50,000 home
sales near 67 wind facilities in 27 counties across nine U.S.
states, yet was
unable to uncover any impacts to nearby home property values.
is the second of two major studies we have conducted on this
topic [the first
was published in 2009
see below], and
in both studies [using two different datasets] we find no
statistical evidence
that operating wind turbines have had any measureable impact on
home sales
prices,” says Ben Hoen, the lead author of the new report.
is a researcher in the Environmental Energy Technologies
Division of Berkeley
new study used a number of sophisticated techniques to control
for other
potential impacts on home prices, including collecting data that
spanned well
before the wind facilities’ development was announced to after
they were
constructed and operating. This allowed the researchers to
control for any
pre-existing differences in home sales prices across their
sample and any
changes that occurred due to the housing bubble. 
study, the most comprehensive to-date, builds on both the
previous Berkeley Lab
study as well a number of other academic and published U.S.
studies, which also
generally find no measureable impacts near operating turbines.
there have been claims of significant property value impacts
near operating wind
turbines that regularly surface in the press or in local
communities, strong evidence
to support those claims has failed to materialize in all of the
major U.S.
studies conducted thus far”, says Hoen. 
“Moreover, our findings comport with the large set of
studies that have
investigated other potentially similar disamenities, such as
high voltage
transmission lines, land fills, and noisy roads, which suggest
that widespread impacts
from wind turbines would be either relatively small or
report was authored by Ben Hoen (Berkeley Lab), Jason P. Brown
(formerly USDA
now Federal Reserve Bank of Kansas City), Thomas Jackson (Texas
A & M and
Real Property Analytics), Ryan Wiser (Berkeley Lab), Mark Thayer
(San Diego State University)
and Peter Cappers (Berkeley Lab). The research was supported by
the U.S.
Department of Energy’s Office of Energy Efficiency and Renewable

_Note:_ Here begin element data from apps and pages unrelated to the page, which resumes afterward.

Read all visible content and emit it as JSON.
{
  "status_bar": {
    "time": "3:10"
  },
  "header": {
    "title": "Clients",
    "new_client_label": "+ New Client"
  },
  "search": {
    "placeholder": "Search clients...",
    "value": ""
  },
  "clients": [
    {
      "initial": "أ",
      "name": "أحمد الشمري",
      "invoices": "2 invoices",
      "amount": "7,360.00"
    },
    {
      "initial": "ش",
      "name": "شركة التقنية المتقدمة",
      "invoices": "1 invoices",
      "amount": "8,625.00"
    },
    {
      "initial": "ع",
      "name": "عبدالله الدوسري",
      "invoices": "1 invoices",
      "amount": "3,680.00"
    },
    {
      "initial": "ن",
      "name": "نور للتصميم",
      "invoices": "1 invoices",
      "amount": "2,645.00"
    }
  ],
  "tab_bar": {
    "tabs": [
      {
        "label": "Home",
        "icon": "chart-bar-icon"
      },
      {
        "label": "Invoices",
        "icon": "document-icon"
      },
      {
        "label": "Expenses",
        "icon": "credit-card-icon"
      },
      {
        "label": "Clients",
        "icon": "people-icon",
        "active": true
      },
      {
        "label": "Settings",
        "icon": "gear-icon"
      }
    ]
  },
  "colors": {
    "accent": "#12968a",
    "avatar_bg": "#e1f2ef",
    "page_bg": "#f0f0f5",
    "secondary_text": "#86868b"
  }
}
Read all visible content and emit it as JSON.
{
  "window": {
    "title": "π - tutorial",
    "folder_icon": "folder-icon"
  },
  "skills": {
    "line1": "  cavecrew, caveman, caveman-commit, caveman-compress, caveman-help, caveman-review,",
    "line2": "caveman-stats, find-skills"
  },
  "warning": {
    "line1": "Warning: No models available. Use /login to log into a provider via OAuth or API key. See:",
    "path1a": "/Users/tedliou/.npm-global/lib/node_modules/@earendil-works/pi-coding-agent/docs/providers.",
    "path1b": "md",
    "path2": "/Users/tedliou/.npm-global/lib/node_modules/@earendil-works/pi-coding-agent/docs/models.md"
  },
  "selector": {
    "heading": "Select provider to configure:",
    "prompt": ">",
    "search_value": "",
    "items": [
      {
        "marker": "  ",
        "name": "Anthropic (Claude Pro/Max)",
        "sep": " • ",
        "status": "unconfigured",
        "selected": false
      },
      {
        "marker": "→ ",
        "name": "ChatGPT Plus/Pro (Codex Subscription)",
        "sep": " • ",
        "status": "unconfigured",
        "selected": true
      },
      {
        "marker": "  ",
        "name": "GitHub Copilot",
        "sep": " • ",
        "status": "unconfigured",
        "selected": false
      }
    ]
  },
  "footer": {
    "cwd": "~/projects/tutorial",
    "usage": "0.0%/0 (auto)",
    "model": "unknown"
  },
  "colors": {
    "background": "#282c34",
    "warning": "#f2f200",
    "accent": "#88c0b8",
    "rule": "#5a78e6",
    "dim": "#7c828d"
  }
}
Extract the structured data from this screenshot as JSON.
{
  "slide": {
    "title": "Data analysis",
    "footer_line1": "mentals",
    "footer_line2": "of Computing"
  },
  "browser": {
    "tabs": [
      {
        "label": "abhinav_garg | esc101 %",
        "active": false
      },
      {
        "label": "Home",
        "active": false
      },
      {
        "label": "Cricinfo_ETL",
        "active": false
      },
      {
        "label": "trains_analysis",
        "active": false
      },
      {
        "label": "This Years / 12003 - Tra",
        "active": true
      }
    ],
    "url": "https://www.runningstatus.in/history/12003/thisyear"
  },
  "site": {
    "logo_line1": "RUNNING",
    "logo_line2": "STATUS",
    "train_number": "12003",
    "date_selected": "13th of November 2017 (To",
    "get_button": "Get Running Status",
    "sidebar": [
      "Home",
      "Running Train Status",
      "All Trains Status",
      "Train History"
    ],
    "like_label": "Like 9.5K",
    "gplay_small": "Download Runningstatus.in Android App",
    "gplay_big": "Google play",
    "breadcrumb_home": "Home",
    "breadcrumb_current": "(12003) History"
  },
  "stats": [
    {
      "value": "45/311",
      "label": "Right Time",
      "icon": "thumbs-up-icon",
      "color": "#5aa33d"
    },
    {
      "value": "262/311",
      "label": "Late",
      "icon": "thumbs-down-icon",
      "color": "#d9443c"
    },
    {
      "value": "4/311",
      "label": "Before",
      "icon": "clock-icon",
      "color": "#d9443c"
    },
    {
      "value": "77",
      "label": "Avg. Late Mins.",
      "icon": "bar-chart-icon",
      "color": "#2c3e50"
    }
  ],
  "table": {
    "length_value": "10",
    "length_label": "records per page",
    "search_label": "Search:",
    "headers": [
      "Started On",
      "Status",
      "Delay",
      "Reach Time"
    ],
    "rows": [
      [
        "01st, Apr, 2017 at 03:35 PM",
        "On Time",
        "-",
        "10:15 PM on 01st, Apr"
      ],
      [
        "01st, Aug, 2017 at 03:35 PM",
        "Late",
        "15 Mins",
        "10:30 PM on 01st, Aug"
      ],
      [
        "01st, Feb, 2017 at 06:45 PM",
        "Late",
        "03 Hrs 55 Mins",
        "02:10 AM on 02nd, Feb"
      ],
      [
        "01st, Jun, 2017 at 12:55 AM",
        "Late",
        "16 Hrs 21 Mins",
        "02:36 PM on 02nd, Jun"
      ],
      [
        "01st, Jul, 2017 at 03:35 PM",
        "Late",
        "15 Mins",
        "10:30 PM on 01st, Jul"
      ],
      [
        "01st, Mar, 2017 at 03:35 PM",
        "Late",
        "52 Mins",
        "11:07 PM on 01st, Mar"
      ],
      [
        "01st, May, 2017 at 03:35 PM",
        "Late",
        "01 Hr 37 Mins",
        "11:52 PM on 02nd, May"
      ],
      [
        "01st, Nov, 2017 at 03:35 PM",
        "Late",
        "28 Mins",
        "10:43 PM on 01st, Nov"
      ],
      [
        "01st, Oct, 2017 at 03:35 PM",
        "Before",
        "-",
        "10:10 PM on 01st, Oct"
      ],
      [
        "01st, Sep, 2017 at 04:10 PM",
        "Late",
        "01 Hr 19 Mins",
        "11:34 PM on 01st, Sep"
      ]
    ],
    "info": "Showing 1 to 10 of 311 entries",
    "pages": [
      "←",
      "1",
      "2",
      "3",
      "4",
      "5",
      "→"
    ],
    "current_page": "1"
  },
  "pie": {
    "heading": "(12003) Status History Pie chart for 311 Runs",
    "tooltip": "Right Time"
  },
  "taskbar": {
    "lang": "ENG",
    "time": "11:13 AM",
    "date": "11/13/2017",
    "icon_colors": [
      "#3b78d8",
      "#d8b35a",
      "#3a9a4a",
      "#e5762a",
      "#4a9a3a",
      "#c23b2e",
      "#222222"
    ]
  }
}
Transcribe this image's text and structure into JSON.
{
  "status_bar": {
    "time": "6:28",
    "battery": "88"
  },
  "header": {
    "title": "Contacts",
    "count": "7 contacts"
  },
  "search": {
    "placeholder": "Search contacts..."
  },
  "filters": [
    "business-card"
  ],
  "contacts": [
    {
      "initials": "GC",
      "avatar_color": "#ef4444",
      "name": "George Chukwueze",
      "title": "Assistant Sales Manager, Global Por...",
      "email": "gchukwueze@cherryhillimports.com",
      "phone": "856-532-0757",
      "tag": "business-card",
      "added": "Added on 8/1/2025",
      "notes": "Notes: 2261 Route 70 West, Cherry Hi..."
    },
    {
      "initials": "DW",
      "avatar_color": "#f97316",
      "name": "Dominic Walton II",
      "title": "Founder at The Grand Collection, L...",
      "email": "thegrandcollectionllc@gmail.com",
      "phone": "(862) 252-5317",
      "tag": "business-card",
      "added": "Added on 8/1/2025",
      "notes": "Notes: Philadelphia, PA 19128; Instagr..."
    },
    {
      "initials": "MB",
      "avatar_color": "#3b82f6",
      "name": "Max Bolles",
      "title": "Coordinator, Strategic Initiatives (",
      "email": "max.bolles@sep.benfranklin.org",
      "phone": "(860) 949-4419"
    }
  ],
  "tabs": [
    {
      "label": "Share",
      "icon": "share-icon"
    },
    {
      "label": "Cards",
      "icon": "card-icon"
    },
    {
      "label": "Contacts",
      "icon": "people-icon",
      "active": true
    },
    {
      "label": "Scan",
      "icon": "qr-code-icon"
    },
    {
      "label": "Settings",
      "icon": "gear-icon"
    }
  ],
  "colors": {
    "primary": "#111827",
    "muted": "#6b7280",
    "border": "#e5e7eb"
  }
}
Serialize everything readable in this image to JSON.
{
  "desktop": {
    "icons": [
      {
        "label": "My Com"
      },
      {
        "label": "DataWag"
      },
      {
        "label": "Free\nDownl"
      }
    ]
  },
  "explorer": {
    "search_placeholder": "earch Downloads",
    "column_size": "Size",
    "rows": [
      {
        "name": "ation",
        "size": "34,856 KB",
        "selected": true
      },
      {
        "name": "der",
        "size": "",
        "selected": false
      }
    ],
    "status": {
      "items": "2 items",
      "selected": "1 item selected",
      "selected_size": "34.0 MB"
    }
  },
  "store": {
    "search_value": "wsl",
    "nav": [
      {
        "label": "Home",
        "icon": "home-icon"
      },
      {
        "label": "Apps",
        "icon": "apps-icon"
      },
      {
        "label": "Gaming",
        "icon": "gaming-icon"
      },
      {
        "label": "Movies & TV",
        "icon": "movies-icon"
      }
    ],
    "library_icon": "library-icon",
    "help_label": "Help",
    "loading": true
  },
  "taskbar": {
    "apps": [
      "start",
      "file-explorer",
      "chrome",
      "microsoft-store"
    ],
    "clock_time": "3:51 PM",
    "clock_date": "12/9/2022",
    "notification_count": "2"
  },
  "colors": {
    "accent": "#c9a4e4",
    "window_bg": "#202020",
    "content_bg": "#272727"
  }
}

Berkeley National Laboratory addresses the world’s most urgent
challenges by advancing sustainable energy, protecting human
health, creating
new materials, and revealing the origin and fate of the
universe. Founded in
1931, Berkeley Lab’s scientific expertise has been recognized
with 13 Nobel
prizes. The University of California manages Berkeley Lab for
the U.S.
Department of Energy’s Office of Science. For more, visit

Allan Chen (510) 486-4210,

Ben Hoen (845) 758-1896,